- Black patients are 40% less likely to medication needed for acute pain relief3
- Six in 10 domestic abuse victims who accessed housing after leaving shelters for those fleeing abusive partners are from a BAME background4
- Black women are less likely to report domestic abuse for fear of deportation5
- BAME and migrant women experience higher rates of domestic homicide6
As an organisation dedicated to defending the rights of BAME and migrant women, these statistics come as no shock, and constitute a public health emergency. The Covid-19 crisis has also exposed serious health inequalities that existed long before its onset, with Black and Asian people twice as likely to die from the virus compared to the white population. Similar disparities exist in service provision across multiple sectors involved in responses to violence against women and girls (VAWG).7
Urgent action is needed to strengthen specialist support services for individuals affected by harmful practices such as forced and child marriage, FGM, and breast ironing (among others) particularly in prosecution, policing8 and social work9. This must begin with an acknowledgement within these services of the lack of cultural competency that too often lets those at-risk slip through the net.
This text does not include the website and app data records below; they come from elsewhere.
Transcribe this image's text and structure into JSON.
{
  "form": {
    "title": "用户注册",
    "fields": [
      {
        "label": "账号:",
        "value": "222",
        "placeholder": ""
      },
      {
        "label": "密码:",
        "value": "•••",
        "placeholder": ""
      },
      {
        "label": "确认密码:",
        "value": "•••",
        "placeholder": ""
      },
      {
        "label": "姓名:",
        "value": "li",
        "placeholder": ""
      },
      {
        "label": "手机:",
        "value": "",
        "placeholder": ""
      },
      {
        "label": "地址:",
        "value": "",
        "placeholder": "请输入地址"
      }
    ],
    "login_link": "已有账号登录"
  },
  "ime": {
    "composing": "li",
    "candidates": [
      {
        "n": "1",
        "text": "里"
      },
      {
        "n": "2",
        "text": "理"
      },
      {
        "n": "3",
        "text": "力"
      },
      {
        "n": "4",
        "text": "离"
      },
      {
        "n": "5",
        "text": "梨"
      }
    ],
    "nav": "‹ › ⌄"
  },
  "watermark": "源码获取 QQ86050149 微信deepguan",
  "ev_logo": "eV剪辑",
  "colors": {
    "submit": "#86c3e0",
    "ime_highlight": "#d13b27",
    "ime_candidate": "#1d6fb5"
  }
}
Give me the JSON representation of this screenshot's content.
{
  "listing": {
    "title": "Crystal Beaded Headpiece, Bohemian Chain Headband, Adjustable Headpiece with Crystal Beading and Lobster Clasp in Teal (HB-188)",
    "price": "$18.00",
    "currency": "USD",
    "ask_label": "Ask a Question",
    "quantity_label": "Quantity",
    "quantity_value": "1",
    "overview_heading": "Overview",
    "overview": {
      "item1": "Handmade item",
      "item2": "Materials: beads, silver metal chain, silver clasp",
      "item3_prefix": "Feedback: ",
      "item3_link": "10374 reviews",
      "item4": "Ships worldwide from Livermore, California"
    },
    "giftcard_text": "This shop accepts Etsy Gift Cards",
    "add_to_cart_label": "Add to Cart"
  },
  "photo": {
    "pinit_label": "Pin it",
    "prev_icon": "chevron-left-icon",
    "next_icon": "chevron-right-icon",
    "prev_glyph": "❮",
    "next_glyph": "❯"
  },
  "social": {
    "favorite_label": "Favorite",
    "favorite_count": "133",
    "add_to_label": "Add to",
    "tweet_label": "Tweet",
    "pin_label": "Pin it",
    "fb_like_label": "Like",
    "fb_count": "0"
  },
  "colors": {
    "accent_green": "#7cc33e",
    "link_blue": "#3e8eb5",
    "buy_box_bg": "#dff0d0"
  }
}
Multilingual service provision, an end to ‘No Recourse to Public Funds’, appropriately contextualised diversity and inclusion training with Board level buy-in, increased specialist BAME refuge space, improved data recording of incidents relating to ‘honour’ based abuse – these are just a few measures desperately needed to protect the most vulnerable in our society, and those most impacted by racial inequality.
Finally, we acknowledge that much work needs to be done by non-Black people of colour to address anti-Blackness in our own communities. Racism is at times a driving factor behind forced and child marriage for example, particularly when an individual at risk expresses a desire for a romantic relationship with someone outside of an ‘accepted’ ethnicity. Colourism and caste privilege also need to be addressed.
We will take active steps to operate as anti-racist by ensuring no racial inequality or hierarchy is alive in our organisation.
We hold ourselves internally and publicly accountable by removing any barriers that may keep victims or employees from being treated equally, and ensuring their voices are heard, valued and recognised accordingly.
We stand in solidarity with Black communities against racism and commit to playing our part in ending racial inequality.